Woman speaks out against misogynistic abuse and is met with misogynistic abuse from men who believe misogynistic abuse doesn’t exist and that she should stop making them look bad.
i really, really dislike the trope in fiction that only the assholes, the bullies, and the “villains” can be homophobic. (this goes for any hateful -ism, really, but given that it was prompted by homophobia i’m going to run with that.)
homophobia would be much easier to dismiss if it only came from the douchebags of the population; if everyone ~good~ looked down on it, defended against it; if the line was clear between good person (accepting) and bad person (hateful). that’s not to say it wouldn’t still be hurtful, but there would be that support there of it’s only the assholes, it’s only the assholes.
unfortunately, what makes those comments hurt is that they more often come from people you love, people you’re friends with, people whose opinions you generally respect - your mom, your friend, your coworker, your teacher… hearing a kid in the hallway call someone a dyke might make me flinch, but it was hearing my grandma say it that made me cry.
it’s that discordance - that people who are otherwise very nice, caring, and intelligent can still have ignorant, hateful opinions - that is lost in a lot of fiction. it’s lazy writing, and - it feels to me - defensive. by designating prejudice only to the villains of the piece, the writers both distance themselves (only assholes! not us!) and erase actual experience. you’re not doing a service to us by creating a world where homophobia is only ever wielded by villains; all you’re doing is reducing an experience you’ve likely never had to flat, simplified flaw.
Do you ever ‘wtf white people’ even though you are a white people.
thank you for blessing my dash with this post.
you’re very welcome, my absolute pleasure :)
Sara Lance is important to me because she made it her priority to defend women from violence; not only defend them, but she also empowered them.
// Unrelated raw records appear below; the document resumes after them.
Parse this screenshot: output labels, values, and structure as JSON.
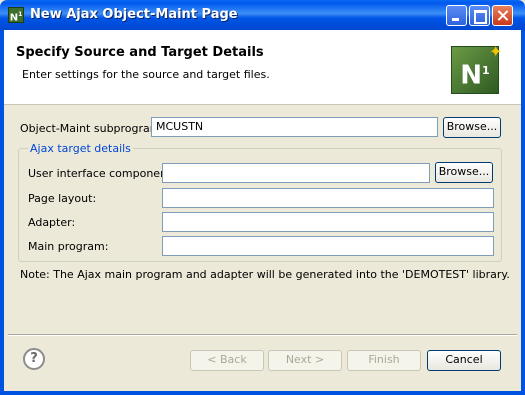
{
  "window": {
    "title": "New Ajax Object-Maint Page",
    "icon": "natural-n1-icon"
  },
  "header": {
    "title": "Specify Source and Target Details",
    "subtitle": "Enter settings for the source and target files.",
    "logo_text": "N",
    "logo_sup": "1"
  },
  "form": {
    "subprogram_label": "Object-Maint subprogram:",
    "subprogram_value": "MCUSTN",
    "browse_label": "Browse...",
    "group_title": "Ajax target details",
    "ui_component_label": "User interface component:",
    "ui_component_value": "",
    "page_layout_label": "Page layout:",
    "page_layout_value": "",
    "adapter_label": "Adapter:",
    "adapter_value": "",
    "main_program_label": "Main program:",
    "main_program_value": "",
    "note": "Note: The Ajax main program and adapter will be generated into the 'DEMOTEST' library."
  },
  "footer": {
    "back_label": "< Back",
    "next_label": "Next >",
    "finish_label": "Finish",
    "cancel_label": "Cancel",
    "help_icon": "help-icon"
  }
}
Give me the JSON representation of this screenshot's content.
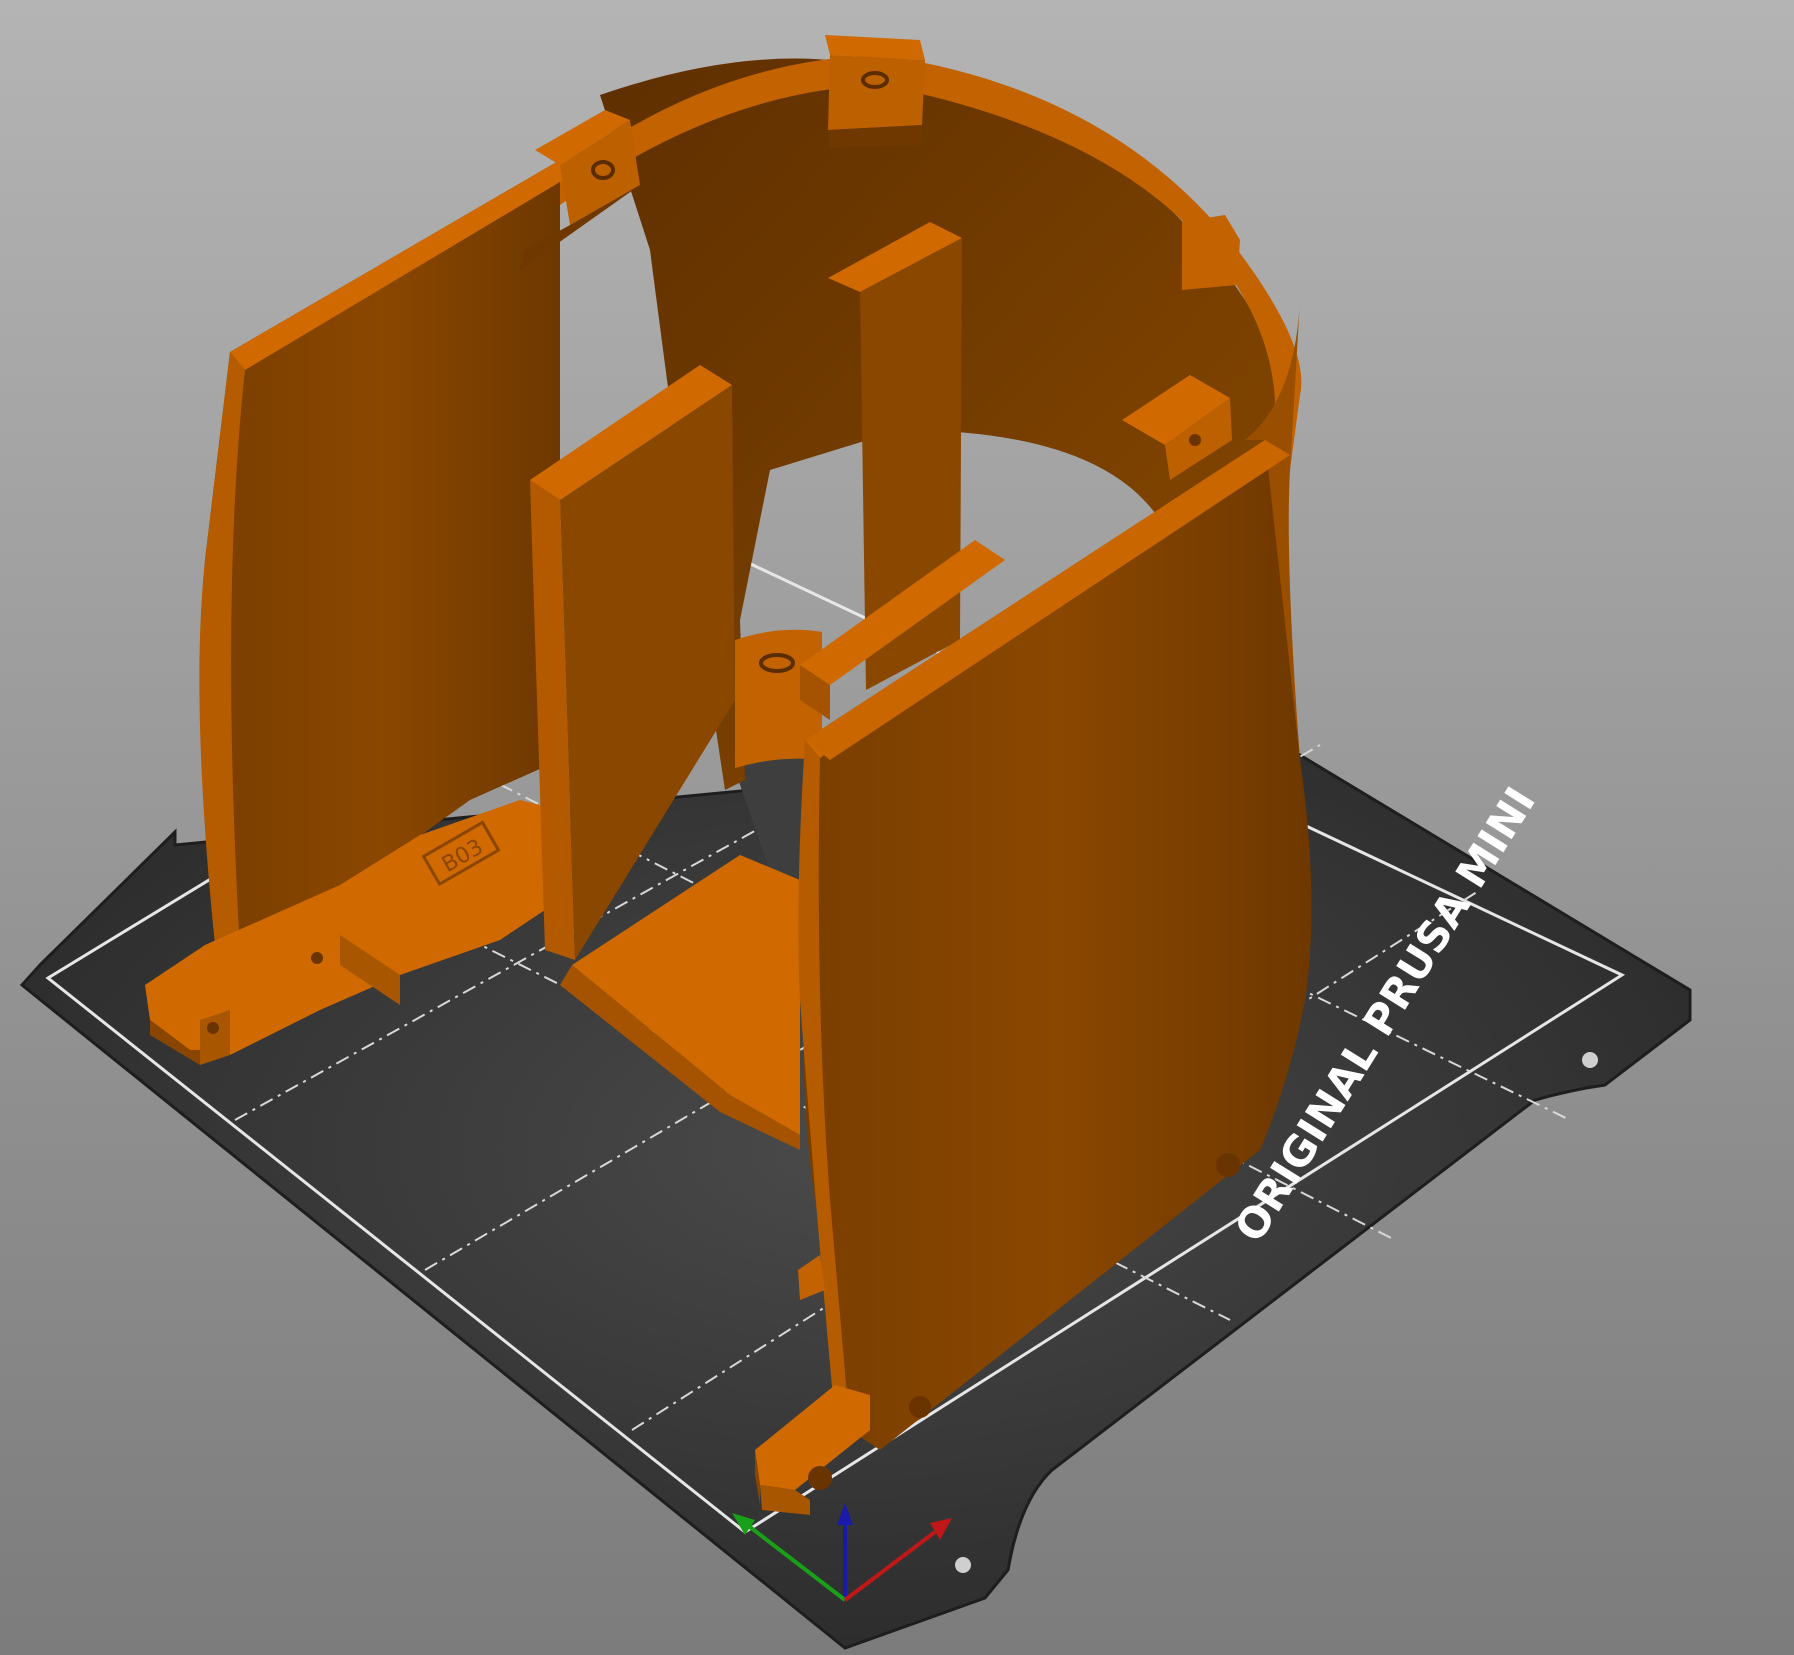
{
  "viewport": {
    "background_top": "#b4b4b4",
    "background_bottom": "#7c7c7c"
  },
  "bed": {
    "brand_label": "ORIGINAL PRUSA MINI",
    "plate_color": "#2f2f2f",
    "grid_color": "#d8d8d8",
    "label_color": "#ffffff"
  },
  "model": {
    "embossed_label": "B03",
    "color_light": "#d06a00",
    "color_mid": "#a55300",
    "color_dark": "#743a00"
  },
  "axes": {
    "x_color": "#c01818",
    "y_color": "#18a018",
    "z_color": "#1a1aa8"
  }
}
Fictional characters she’d saved looked up to her; girl and women in real life watching felt empowered because of her.
I could talk about why personally this has been so painful to me. I could talk about how Sara Lance gave me courage to be more open about my sexuality. I could talk about how Sara Lance paved the way for queer characters in live-action mediums.
But instead I’m gonna talk about the night the episode “The Calm” aired; I was so upset I commented on it on Facebook. A friend of mine replied because her young daughter was inconsolable. She’s been going to genre cons for years, loves comic books — finally there was a character for her! On television nonetheless…. And then, there wasn’t.
It doesn’t matter that there will be another Canary; it doesn’t matter it will be Sara’s sister. What matters is that the episode proved to every young girl watching it that not all superheroes are created/treated equally.
Female superheroes are fallible and mortal and replaceable in the Arrow narrative. Male superheroes get to live through mirakuru, poison arrows; they survive bullets and knee fractures.
Female superheroes don’t.
Back from the weekend! The ol’ tumblr catch-up game commences once more. Responses and replies to messages tomorrow, and yeah, I’m gonna bring up That Post later bc I was busy spending time with my girlfriend instead and haven’t been at a keyboard since Friday.
PSA: because I keep seeing that shitty manipulated photo of Emma Watson on my dash. THAT PHOTO WAS PHOTOSHOPPED. The original photo (with another from the same shoot, is from 2011 with Mariano Vivanco) are pictured above. Please don’t perpetuate this error.
Deliberately spreading an altered image of Emma Watson which purports to show her breasts as a statement against threats of nude photo leaks is the height of hypocrisy and whoever did it should be ashamed. (x)
omg didnt know
Yeah I got an anon telling me about this one, so signal boost